YOUR ASSIGNMENT
Your answer should be the full listing, copied word for word.

============

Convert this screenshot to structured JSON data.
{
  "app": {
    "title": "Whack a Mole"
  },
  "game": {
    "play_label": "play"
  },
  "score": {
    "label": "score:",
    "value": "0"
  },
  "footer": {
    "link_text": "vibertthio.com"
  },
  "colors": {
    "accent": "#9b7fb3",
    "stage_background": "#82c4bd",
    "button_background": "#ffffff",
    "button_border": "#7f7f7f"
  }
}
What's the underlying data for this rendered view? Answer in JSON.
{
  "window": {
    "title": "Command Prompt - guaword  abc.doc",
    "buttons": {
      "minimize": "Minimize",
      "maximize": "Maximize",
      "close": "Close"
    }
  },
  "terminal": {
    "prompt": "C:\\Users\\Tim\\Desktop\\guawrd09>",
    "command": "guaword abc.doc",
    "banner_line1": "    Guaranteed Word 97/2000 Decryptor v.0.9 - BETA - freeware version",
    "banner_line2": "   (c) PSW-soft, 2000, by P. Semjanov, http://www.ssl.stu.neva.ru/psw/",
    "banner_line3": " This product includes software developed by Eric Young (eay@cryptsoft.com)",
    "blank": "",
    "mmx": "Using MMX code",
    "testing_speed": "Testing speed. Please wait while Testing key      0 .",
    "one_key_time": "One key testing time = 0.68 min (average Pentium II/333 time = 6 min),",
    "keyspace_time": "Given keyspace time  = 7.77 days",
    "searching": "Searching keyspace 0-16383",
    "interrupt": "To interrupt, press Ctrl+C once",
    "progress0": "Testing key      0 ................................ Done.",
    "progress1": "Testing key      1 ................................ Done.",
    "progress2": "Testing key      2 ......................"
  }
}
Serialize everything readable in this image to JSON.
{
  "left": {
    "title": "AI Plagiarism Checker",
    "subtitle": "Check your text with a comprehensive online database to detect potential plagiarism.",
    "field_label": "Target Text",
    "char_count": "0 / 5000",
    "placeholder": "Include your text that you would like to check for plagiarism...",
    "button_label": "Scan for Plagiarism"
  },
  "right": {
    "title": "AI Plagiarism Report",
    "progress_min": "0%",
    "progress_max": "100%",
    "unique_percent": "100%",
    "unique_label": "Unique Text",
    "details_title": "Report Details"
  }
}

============

EXERCISE RESULT
Convert this screenshot to structured JSON data.
{
  "app": {
    "title": "Whack a Mole"
  },
  "game": {
    "play_label": "play"
  },
  "score": {
    "label": "score:",
    "value": "0"
  },
  "footer": {
    "link_text": "vibertthio.com"
  },
  "colors": {
    "accent": "#9b7fb3",
    "stage_background": "#82c4bd",
    "button_background": "#ffffff",
    "button_border": "#7f7f7f"
  }
}
What's the underlying data for this rendered view? Answer in JSON.
{
  "window": {
    "title": "Command Prompt - guaword  abc.doc",
    "buttons": {
      "minimize": "Minimize",
      "maximize": "Maximize",
      "close": "Close"
    }
  },
  "terminal": {
    "prompt": "C:\\Users\\Tim\\Desktop\\guawrd09>",
    "command": "guaword abc.doc",
    "banner_line1": "    Guaranteed Word 97/2000 Decryptor v.0.9 - BETA - freeware version",
    "banner_line2": "   (c) PSW-soft, 2000, by P. Semjanov, http://www.ssl.stu.neva.ru/psw/",
    "banner_line3": " This product includes software developed by Eric Young (eay@cryptsoft.com)",
    "blank": "",
    "mmx": "Using MMX code",
    "testing_speed": "Testing speed. Please wait while Testing key      0 .",
    "one_key_time": "One key testing time = 0.68 min (average Pentium II/333 time = 6 min),",
    "keyspace_time": "Given keyspace time  = 7.77 days",
    "searching": "Searching keyspace 0-16383",
    "interrupt": "To interrupt, press Ctrl+C once",
    "progress0": "Testing key      0 ................................ Done.",
    "progress1": "Testing key      1 ................................ Done.",
    "progress2": "Testing key      2 ......................"
  }
}
Serialize everything readable in this image to JSON.
{
  "left": {
    "title": "AI Plagiarism Checker",
    "subtitle": "Check your text with a comprehensive online database to detect potential plagiarism.",
    "field_label": "Target Text",
    "char_count": "0 / 5000",
    "placeholder": "Include your text that you would like to check for plagiarism...",
    "button_label": "Scan for Plagiarism"
  },
  "right": {
    "title": "AI Plagiarism Report",
    "progress_min": "0%",
    "progress_max": "100%",
    "unique_percent": "100%",
    "unique_label": "Unique Text",
    "details_title": "Report Details"
  }
}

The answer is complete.